Weight category sports make up a significant proportion of the events on the Olympic Games program and represent sports with growing participation rates at community and high-performance level. Weight categories are necessary for safety and fair competition in some sports and weight making enjoys a long history and culture in such environments.
Within such sports, athletes routinely attempt to gain a competitive edge by manipulating their body mass to compete in a division that is lighter than their normal training ‘weight’. Although strategies include long term changes in body composition, acute weight loss is typically undertaken in the period immediately before a competition weigh-in via dietary modification, increased exercise, and other strategies that achieve moderate to severe dehydration. Acute weight loss practices may impair performance and result in serious health and safety risks, however there is evidence that chronic and acute weight loss practices can be undertaken safely and in conjunction with competitive success.
A pragmatic approach to making weight involves collaboration between the athlete, coach, and performance support personnel to develop an individualised plan that targets the characteristics of the athlete and their event.
Sporting organisations should play a proactive role in supporting the health, safety and performance of athletes who compete in weight category sports.
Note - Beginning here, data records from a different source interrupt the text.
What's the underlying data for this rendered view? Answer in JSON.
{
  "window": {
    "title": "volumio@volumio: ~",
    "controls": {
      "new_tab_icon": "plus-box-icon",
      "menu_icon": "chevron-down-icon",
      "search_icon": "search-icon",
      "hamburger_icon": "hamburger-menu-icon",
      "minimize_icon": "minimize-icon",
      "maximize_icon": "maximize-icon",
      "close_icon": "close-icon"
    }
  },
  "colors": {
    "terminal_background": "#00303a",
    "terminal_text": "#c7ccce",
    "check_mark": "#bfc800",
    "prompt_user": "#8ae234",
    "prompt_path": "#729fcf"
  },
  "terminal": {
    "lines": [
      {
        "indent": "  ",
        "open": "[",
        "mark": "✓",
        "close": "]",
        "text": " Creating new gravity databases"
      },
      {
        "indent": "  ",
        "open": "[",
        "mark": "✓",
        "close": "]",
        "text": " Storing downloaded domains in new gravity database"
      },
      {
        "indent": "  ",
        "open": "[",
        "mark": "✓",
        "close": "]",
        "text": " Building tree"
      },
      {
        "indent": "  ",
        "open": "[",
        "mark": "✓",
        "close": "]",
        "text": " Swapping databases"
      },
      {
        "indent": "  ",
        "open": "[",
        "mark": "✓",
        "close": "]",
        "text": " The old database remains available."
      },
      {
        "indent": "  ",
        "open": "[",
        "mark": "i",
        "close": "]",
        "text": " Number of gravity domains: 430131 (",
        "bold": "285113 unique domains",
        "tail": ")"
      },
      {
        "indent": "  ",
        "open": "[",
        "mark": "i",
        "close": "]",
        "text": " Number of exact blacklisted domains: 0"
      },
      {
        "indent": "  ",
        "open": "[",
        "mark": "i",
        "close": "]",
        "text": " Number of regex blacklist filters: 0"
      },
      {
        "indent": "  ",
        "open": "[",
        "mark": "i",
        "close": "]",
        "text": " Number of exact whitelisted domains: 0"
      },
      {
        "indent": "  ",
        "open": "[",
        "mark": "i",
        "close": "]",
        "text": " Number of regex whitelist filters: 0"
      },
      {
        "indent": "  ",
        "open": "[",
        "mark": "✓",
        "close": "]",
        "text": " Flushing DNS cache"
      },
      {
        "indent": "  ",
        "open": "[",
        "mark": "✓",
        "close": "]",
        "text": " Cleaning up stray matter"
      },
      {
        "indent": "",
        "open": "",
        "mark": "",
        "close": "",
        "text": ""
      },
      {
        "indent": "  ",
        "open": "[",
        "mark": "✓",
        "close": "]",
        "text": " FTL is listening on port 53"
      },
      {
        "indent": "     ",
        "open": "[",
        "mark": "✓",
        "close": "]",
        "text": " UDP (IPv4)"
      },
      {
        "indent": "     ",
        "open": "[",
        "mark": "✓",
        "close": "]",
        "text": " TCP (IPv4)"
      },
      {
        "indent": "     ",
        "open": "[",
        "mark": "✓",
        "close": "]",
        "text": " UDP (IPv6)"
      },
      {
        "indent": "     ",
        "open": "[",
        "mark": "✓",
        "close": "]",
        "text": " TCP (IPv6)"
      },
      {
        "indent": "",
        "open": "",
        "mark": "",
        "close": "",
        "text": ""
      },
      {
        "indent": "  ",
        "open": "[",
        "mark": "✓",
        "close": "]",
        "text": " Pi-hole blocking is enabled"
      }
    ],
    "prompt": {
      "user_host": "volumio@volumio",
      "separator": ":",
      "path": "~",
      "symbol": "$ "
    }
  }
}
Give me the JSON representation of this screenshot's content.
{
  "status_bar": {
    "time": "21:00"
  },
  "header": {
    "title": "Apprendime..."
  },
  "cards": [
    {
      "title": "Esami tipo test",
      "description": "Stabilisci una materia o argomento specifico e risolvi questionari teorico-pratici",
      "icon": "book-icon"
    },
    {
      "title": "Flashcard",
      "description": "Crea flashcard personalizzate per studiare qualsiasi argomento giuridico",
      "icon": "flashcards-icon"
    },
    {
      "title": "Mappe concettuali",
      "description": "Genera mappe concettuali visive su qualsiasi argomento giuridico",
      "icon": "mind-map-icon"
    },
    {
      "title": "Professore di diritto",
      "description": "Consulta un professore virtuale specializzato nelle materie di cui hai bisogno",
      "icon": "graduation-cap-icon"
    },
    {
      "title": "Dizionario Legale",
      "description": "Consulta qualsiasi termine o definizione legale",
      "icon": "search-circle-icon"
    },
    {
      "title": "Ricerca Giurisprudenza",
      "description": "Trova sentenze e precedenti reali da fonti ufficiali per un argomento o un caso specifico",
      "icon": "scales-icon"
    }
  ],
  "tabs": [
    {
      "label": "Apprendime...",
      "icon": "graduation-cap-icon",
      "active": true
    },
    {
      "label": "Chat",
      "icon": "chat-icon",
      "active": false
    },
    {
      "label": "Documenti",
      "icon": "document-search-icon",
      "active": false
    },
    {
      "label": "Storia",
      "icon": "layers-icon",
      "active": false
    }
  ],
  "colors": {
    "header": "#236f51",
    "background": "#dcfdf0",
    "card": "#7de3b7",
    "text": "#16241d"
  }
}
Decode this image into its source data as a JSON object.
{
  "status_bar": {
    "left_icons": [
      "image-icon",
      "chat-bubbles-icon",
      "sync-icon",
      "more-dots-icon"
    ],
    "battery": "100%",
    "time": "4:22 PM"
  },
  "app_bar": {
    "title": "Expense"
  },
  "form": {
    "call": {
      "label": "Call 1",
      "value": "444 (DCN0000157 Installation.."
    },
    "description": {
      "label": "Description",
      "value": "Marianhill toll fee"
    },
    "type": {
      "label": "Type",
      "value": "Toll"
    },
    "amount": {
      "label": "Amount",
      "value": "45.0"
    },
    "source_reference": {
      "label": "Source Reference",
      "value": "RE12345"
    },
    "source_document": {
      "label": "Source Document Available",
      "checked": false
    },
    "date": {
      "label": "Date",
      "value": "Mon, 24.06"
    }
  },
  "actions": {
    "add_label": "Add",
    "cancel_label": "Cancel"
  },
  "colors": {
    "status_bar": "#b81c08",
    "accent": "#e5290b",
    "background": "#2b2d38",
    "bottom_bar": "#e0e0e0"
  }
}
This role includes the development of weight management policies, support for education activities, providing access to a Core Multidisciplinary Team (CMT) consisting of an accredited sports dietitian (ASD), sports doctor and psychologist, and contribution to an environment and culture that prioritises athlete welfare while supporting performance outcomes.
These Best Practice Guidelines on Making Weight in Weight Category Sports provide contemporary evidence-based information for performance nutrition practitioners to support the performance of athletes while prioritising the health, safety and welfare of all individuals involved in making weight in sport.
High Performance Toolkit
To complement the Best Practice Guidelines, there are a range of resources to support coaches, performance support staff, clinicians, and sporting organisations to ensure the health, safety and performance of athletes who compete in weight category sports.